The Arizona Geological Survey has a 45-page booklet discussing some geologic hazards that home buyers should be aware of. You can download the booklet here. Subjects include floods, earthquakes, problem soils, mass movement, subsidence & fissures, radon, karst (caves), abandoned mines, and volcanic hazards.
“Our purpose is not to say that any particular parcel of land should not be developed. Rather, in those areas where geologic hazards or limitations are known to be present or where they may potentially exist, knowledge of their existence should help guide planning, design, construction, and maintenance. It remains up to property buyers or owners and local government to determine the level of acceptable risk from geologic hazards.”
In the desert, ironically, flooding is the most widespread, common, and damaging of all the geological hazards. This section explains floodplains and “100-year floods” and notes the areas most prone to this hazard.
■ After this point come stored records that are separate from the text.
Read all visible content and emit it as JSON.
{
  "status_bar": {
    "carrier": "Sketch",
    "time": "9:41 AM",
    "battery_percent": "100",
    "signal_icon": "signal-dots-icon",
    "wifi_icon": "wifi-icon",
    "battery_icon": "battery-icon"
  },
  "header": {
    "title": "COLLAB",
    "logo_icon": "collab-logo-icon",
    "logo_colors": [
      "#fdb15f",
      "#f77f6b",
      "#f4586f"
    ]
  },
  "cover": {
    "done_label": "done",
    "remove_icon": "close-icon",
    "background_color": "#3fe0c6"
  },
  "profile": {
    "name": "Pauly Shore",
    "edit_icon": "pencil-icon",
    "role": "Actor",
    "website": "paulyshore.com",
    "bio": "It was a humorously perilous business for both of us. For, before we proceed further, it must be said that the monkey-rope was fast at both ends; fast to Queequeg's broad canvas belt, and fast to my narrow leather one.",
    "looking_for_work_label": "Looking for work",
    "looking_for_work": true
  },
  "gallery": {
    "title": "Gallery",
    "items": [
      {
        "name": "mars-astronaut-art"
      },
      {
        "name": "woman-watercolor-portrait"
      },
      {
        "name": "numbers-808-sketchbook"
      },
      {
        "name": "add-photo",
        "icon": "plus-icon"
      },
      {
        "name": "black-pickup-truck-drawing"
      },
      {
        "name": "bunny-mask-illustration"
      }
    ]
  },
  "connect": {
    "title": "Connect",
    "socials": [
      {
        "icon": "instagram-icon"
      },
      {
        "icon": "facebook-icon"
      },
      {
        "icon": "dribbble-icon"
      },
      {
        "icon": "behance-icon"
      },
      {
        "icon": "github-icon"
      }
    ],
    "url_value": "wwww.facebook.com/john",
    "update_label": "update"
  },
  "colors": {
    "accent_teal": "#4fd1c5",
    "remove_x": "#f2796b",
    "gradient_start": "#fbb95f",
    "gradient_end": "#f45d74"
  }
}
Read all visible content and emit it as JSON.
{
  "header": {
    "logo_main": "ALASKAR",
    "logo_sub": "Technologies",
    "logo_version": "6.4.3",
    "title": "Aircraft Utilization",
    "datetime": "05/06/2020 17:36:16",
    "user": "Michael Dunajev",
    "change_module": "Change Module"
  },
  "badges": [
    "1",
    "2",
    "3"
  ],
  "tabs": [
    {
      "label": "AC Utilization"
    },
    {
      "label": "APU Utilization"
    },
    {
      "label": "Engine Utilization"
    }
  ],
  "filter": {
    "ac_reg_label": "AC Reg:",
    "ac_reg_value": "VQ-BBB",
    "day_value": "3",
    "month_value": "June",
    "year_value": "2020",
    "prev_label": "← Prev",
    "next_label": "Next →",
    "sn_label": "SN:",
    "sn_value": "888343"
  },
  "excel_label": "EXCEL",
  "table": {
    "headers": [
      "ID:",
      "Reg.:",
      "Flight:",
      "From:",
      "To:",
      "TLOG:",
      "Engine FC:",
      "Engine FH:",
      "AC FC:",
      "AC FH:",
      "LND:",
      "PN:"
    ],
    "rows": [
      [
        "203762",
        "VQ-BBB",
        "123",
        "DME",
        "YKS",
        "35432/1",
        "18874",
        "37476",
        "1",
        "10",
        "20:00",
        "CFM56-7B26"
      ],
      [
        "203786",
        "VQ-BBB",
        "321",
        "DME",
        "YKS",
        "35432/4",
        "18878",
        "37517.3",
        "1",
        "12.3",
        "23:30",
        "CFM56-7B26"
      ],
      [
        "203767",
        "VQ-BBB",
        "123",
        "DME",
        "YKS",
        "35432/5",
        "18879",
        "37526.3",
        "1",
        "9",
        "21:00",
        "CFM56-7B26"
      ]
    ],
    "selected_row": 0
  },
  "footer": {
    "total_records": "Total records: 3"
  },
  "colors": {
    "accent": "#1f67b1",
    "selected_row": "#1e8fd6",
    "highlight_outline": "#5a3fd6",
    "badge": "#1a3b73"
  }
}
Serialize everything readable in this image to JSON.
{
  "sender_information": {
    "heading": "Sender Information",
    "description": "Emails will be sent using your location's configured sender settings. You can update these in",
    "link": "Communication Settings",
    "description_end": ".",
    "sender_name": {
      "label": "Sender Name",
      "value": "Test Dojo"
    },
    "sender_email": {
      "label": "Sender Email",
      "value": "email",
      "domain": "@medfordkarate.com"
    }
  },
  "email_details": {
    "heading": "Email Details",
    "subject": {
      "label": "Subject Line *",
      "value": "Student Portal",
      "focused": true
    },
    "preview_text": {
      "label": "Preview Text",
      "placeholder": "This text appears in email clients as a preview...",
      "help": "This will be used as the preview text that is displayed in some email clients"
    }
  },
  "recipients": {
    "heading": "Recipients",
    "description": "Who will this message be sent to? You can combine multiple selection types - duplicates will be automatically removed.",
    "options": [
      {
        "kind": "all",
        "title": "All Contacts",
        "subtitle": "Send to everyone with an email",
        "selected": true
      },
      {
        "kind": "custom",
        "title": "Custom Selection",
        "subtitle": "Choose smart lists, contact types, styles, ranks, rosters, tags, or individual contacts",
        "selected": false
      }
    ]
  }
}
“Over the past 150 years, more than 20 earthquakes having magnitudes greater than 5 have occurred in or near Arizona, and all of Arizona has experienced at least moderate earthquake shaking. The magnitude 7.4 Sonoran earthquake of 1887, which was centered about 40 miles southeast of Douglas, caused 51 deaths in Sonora and extensive property damage throughout southeastern Arizona. The Yuma area has experienced repeated damage from earthquakes that occurred in southern California or northern Mexico.” This section of the booklet shows maps which rate potential hazards.
“Damage to structures in Arizona is commonly related to soil characteristics, with expansive (shrink/swell) soils and collapsing soils causing the most problems. Cracking of foundations, walls, driveways, swimming pools, and roads cost millions of dollars each year in repairs.” Such damage is related to the amount and type of clay in the soil.
The section on mass movement deals with landslides and debris flows which occur along mountain fronts and at the base of cliffs.
Land subsidence and earth fissures occur in areas in which groundwater is withdrawn faster than natural recharge.
“Radon gas is a radioactive element that is produced by the decay of uranium, which is present in virtually all rocks and soils, typically at concentrations of 1-4 parts per million.” The hazard is that radon can seep into buildings through cracks in the foundation. A sufficient concentration poses a health hazard. This section explains the danger and shows the areas of Arizona especially prone to radon emissions.
Karst terrain is developed in areas underlain by limestone, especially on the Colorado Plateau. Sinkholes may develop as cave systems mature.
Old mine workings present a danger of toxic substances as well as falling in them.
Volcanic activity has occurred frequently in Arizona, some just 800 years ago (see ). The San Francisco volcanic field near Flagstaff is considered active. “Hazards associated with volcanic activity include ash and cinders that can overload the weight-bearing capacity of some roofs. Houses built in the Flagstaff area, where snow is routine, are already designed with loading in mind. Volcanic gases include carbon dioxide and sulfur gases that are sometimes at concentrations that may be harmful to breath.”
The AZGS booklet is well-illustrated with maps and other graphics showing the general locations of each hazard and what to expect.